Judging by the alternate cheering and jeering in reflection of this animated adventure yarn that at its heart is a morality tale, I was gladdened by the apparently uncorrupted devotion to truth and ethics. It gave me hope for the future they might demand.
This is a very studied work, contemplative, moody, often slow and then jarringly punctuated with a brutally truthful, enigmatic and almost fatalistic violence that contradicts the glorifying horse operas that came before it, and in the bargain explains the genre's dwindling popularity.
Thus, in a sly variation of Henry Higgins' Eliza Doolittle, enters stage right ingénue Vicky Krieps as Alma, the waitress up to the task of humbling for his own good, whilst concurrently and paradoxically aggrandizing, the great man.
Although the film is an exciting, often heart-pounding chronicle of the Nixon-era Pentagon Papers scandal, we know full well that, just as the Korea-based "MASH" (1970) was about Vietnam, this past triumph is also crucial to the here and now.
Here, in a rare departure of form, though co-writing and producing, they've chosen George Clooney to direct what nonetheless bears their unique signature. While I've dubbed the crime story "Fargo Light," it's far from their best effort.
In this sweet, nicely filmed tale based on the actual relationship England's Queen Victoria had late in life with her Muslim Indian servant, Abdul Karim, oodles of feel-good charm temporarily anoint an egalitarian salve to a sense of fairness long abraded by social Darwinism.
What immediately came to mind as the fascinating biopic unreeled, beginning with Dr. William Moulton Marston's days as a heralded psychology professor, was how many second-tier, illustrious people there are: folks who did something major, but who are now all but forgotten.
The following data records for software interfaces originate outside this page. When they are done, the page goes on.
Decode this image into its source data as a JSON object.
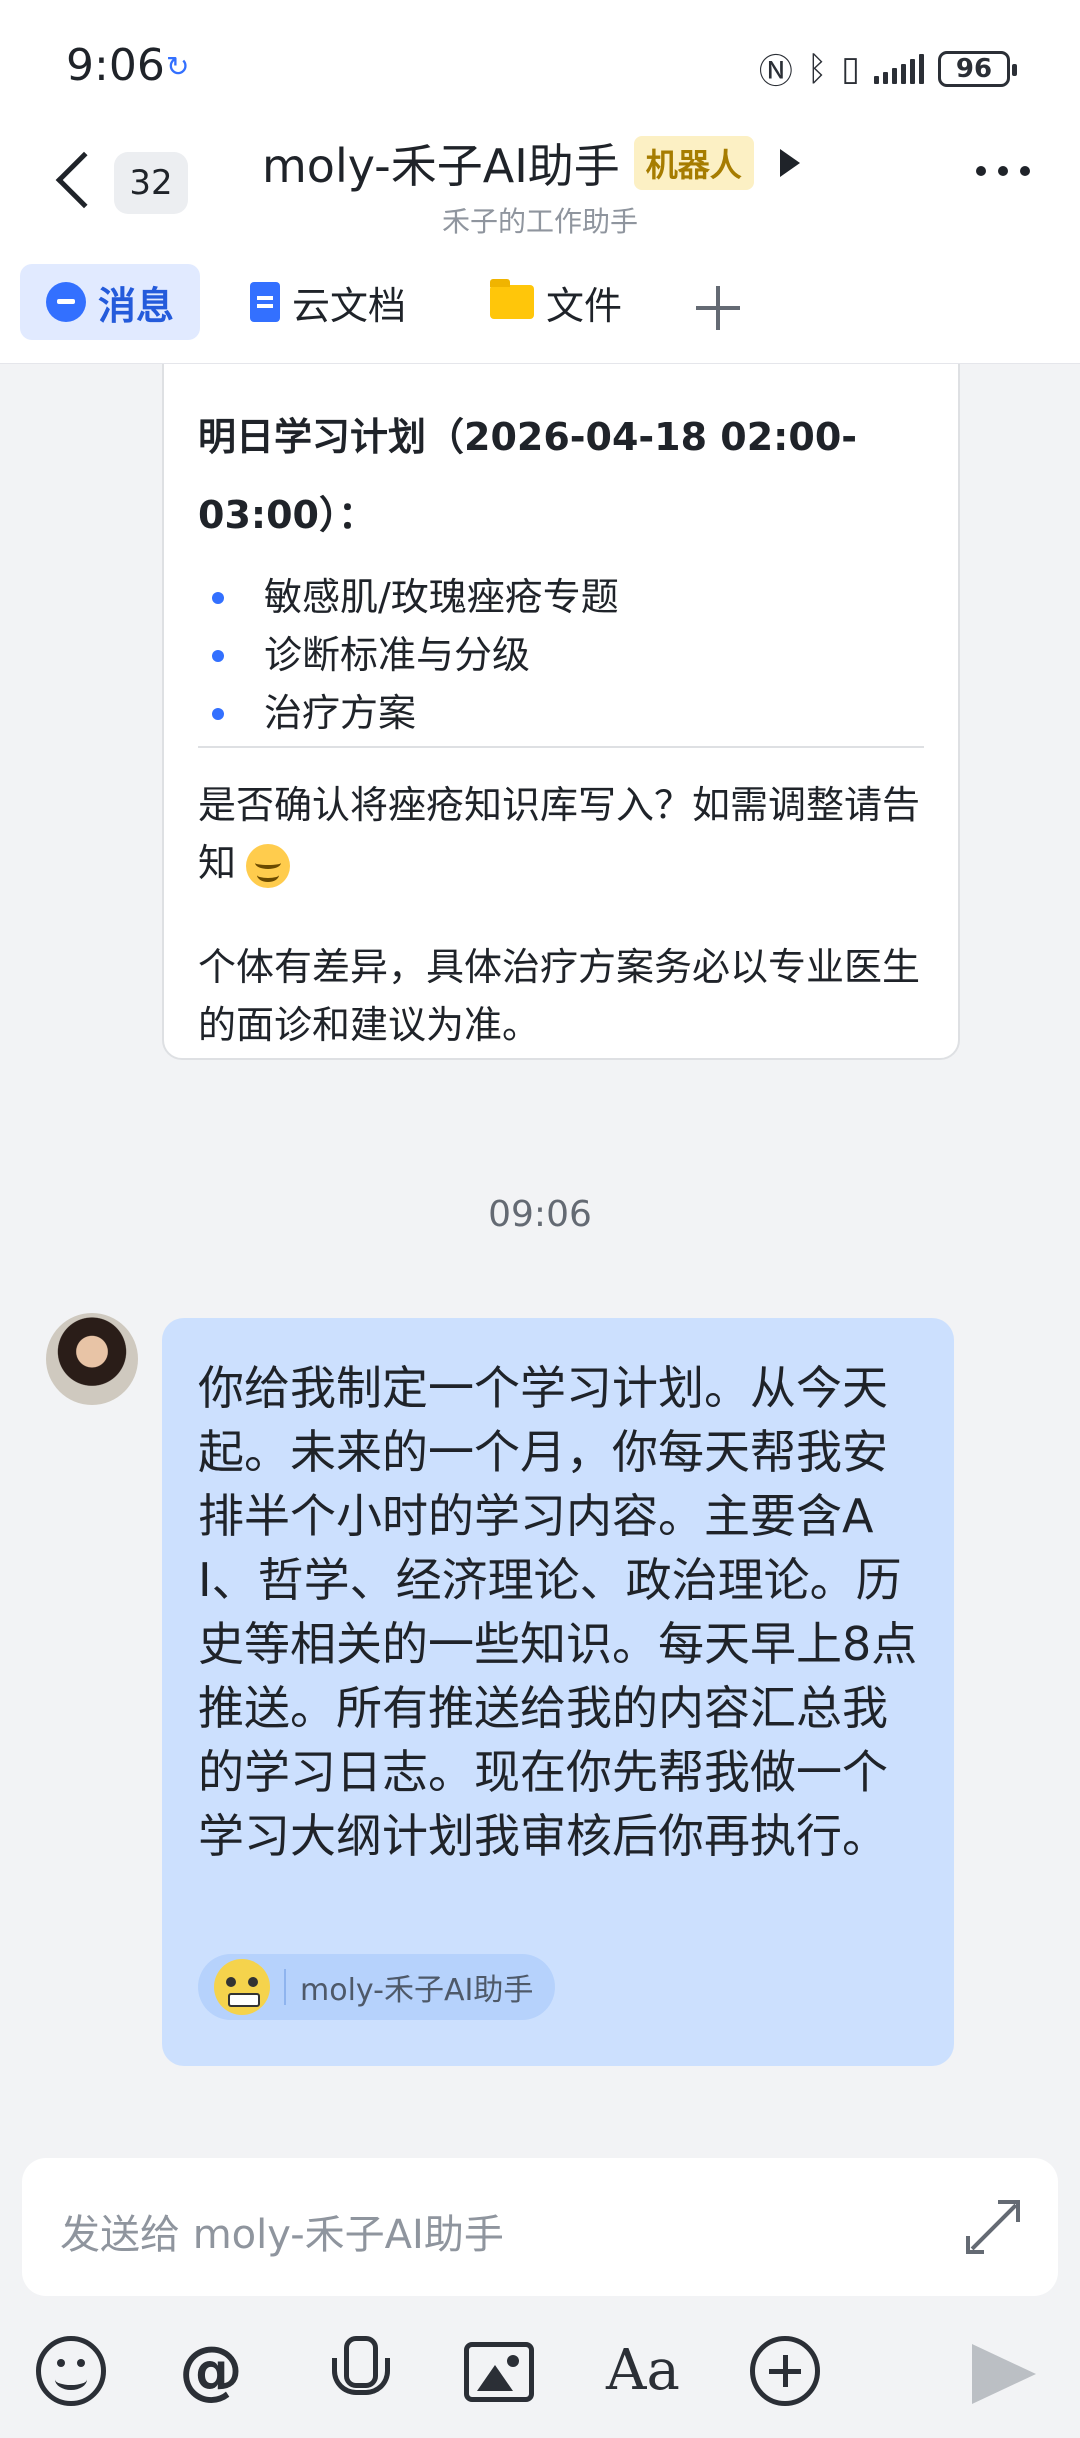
{
  "status_bar": {
    "time": "9:06",
    "icons": [
      "nfc-icon",
      "bluetooth-icon",
      "vibrate-icon",
      "signal-icon"
    ],
    "battery": "96"
  },
  "header": {
    "back_count": "32",
    "title": "moly-禾子AI助手",
    "bot_tag": "机器人",
    "subtitle": "禾子的工作助手"
  },
  "tabs": [
    {
      "label": "消息",
      "icon": "message-icon",
      "active": true
    },
    {
      "label": "云文档",
      "icon": "doc-icon",
      "active": false
    },
    {
      "label": "文件",
      "icon": "folder-icon",
      "active": false
    }
  ],
  "bot_message": {
    "plan_title": "明日学习计划（2026-04-18 02:00-03:00）：",
    "bullets": [
      "敏感肌/玫瑰痤疮专题",
      "诊断标准与分级",
      "治疗方案"
    ],
    "confirm_text": "是否确认将痤疮知识库写入？如需调整请告知",
    "disclaimer": "个体有差异，具体治疗方案务必以专业医生的面诊和建议为准。"
  },
  "timestamp": "09:06",
  "user_message": {
    "text": "你给我制定一个学习计划。从今天起。未来的一个月，你每天帮我安排半个小时的学习内容。主要含AI、哲学、经济理论、政治理论。历史等相关的一些知识。每天早上8点推送。所有推送给我的内容汇总我的学习日志。现在你先帮我做一个学习大纲计划我审核后你再执行。",
    "mention": "moly-禾子AI助手"
  },
  "composer": {
    "placeholder": "发送给 moly-禾子AI助手",
    "font_button": "Aa"
  },
  "colors": {
    "accent": "#3370ff",
    "user_bubble": "#cce0fe",
    "bot_tag_bg": "#fcf0c4",
    "bot_tag_text": "#a67c00"
  }
}
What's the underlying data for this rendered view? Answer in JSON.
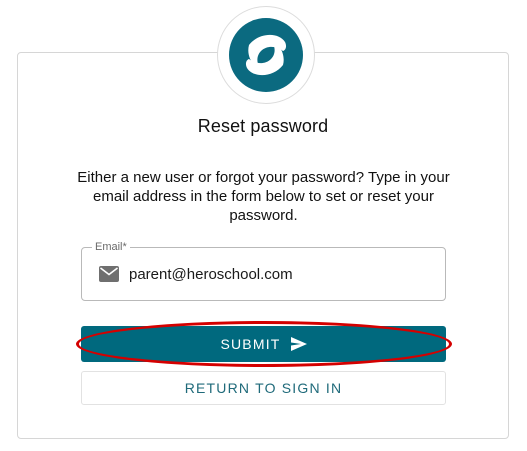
{
  "header": {
    "logo_icon": "wave-logo-icon",
    "title": "Reset password"
  },
  "form": {
    "description": "Either a new user or forgot your password? Type in your email address in the form below to set or reset your password.",
    "email": {
      "label": "Email*",
      "value": "parent@heroschool.com",
      "icon": "email-icon"
    },
    "submit_label": "SUBMIT",
    "submit_icon": "send-icon",
    "return_label": "RETURN TO SIGN IN"
  },
  "annotation": {
    "highlight_color": "#d40000"
  },
  "colors": {
    "primary": "#00697e",
    "logo": "#0b6a80"
  }
}
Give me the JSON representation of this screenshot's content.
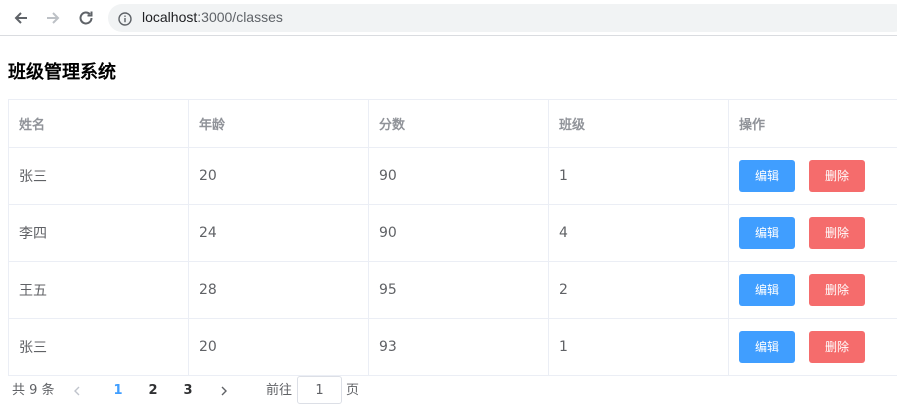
{
  "browser": {
    "url_host": "localhost",
    "url_path": ":3000/classes"
  },
  "page": {
    "title": "班级管理系统"
  },
  "table": {
    "headers": [
      "姓名",
      "年龄",
      "分数",
      "班级",
      "操作"
    ],
    "rows": [
      {
        "name": "张三",
        "age": "20",
        "score": "90",
        "class": "1"
      },
      {
        "name": "李四",
        "age": "24",
        "score": "90",
        "class": "4"
      },
      {
        "name": "王五",
        "age": "28",
        "score": "95",
        "class": "2"
      },
      {
        "name": "张三",
        "age": "20",
        "score": "93",
        "class": "1"
      }
    ],
    "edit_label": "编辑",
    "delete_label": "删除"
  },
  "pagination": {
    "total_text": "共 9 条",
    "pages": [
      "1",
      "2",
      "3"
    ],
    "current_page": "1",
    "goto_label": "前往",
    "goto_value": "1",
    "page_label": "页"
  },
  "colors": {
    "primary": "#409eff",
    "danger": "#f56c6c",
    "border": "#ebeef5"
  }
}
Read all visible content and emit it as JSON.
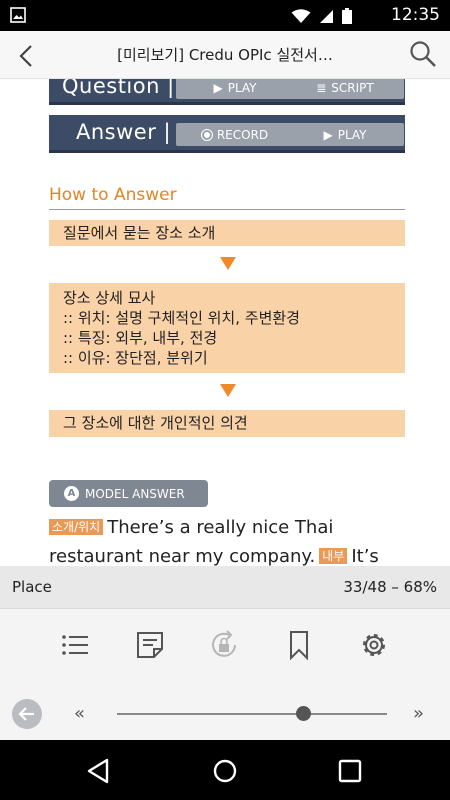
{
  "status_bar": {
    "time": "12:35",
    "icons": [
      "image-icon",
      "wifi-icon",
      "cell-signal-icon",
      "battery-icon"
    ]
  },
  "app_bar": {
    "title": "[미리보기] Credu OPIc 실전서…"
  },
  "content": {
    "question_bar": {
      "label": "Question |",
      "play": "PLAY",
      "script": "SCRIPT"
    },
    "answer_bar": {
      "label": "Answer |",
      "record": "RECORD",
      "play": "PLAY"
    },
    "how_to_answer": "How to Answer",
    "steps": {
      "step1": "질문에서 묻는 장소 소개",
      "step2_title": "장소 상세 묘사",
      "step2_line1": ":: 위치: 설명 구체적인 위치, 주변환경",
      "step2_line2": ":: 특징: 외부, 내부, 전경",
      "step2_line3": ":: 이유: 장단점, 분위기",
      "step3": "그 장소에 대한 개인적인 의견"
    },
    "model_answer_badge": "A",
    "model_answer": "MODEL ANSWER",
    "answer_text": {
      "tag1": "소개/위치",
      "sentence1": "There’s a really nice Thai restaurant near my company.",
      "tag2": "내부",
      "sentence2": "It’s not"
    }
  },
  "reader_status": {
    "chapter": "Place",
    "progress": "33/48 – 68%",
    "progress_fraction": 0.68
  },
  "toolbar": {
    "items": [
      "list-icon",
      "note-icon",
      "rotation-lock-icon",
      "bookmark-icon",
      "settings-icon"
    ]
  },
  "navigation": {
    "prev_label": "«",
    "next_label": "»"
  },
  "colors": {
    "accent": "#e38525",
    "box_fill": "#fad2a8",
    "bar_navy": "#3d4c66",
    "tag": "#eb9a55"
  }
}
While director Joshua Z. Weinstein's "Menashe" is on first blush a touching look into a child custody battle being waged by Menashe, a Hasidic grocery clerk in Borough Park, Brooklyn, further reflection reveals a much larger, equal opportunity meditation about the human condition.
It's all well and good for starters ... ain't love grand? etc., etc. But the getting-to-know-you portions of this budding affaire de coeur, at first rollickingly humorous as Emily and Kumail embrace their cultural differences, eventually runs into reality.
Wright offers samples of utter venality in lazy-Susan style. And admittedly the shamelessly belligerent soliloquies and one-upmanship in praise of anti-social behavior are a bit wearing on the soul. But that's the message, to mirror in microcosm the raw exhibition of corruption in this second decade of the 21st century, when the real-life effort to subvert truth, decorum and ethics barely attempts to hide its nefarious aims.
The screenplay, adapted by Michell from Daphne du Maurier's novel, includes a slew of the author's slyly injected metaphors ... thoughts about the human condition you'll either agree with or disavow. On an objective note, viewers of a literary bent may venture a thought or two about the genre of fiction du Maurier chose to explore our behavior, decorum and proclivities
Harking back to the original, uplifting purpose of superheroes, Jenkins' superbly directed meld of adventure, social conscience and eye-filling visuals should deservedly attract those filmgoers who otherwise wouldn't think twice of considering such fare. But there has been much buzz about its humanitarian notions regarding gender equality, civil rights and other sacred values our better instincts attempt to find in art whenever dark forces threaten to cloud them in reality.
If the raison d'etre for such a bleak vision was to stir the optimist in our national psyche into a resisting action, I might understand it. But that's the pie-in-the-sky, former hippie in me looking to see the bright side of something that is resolutely dark.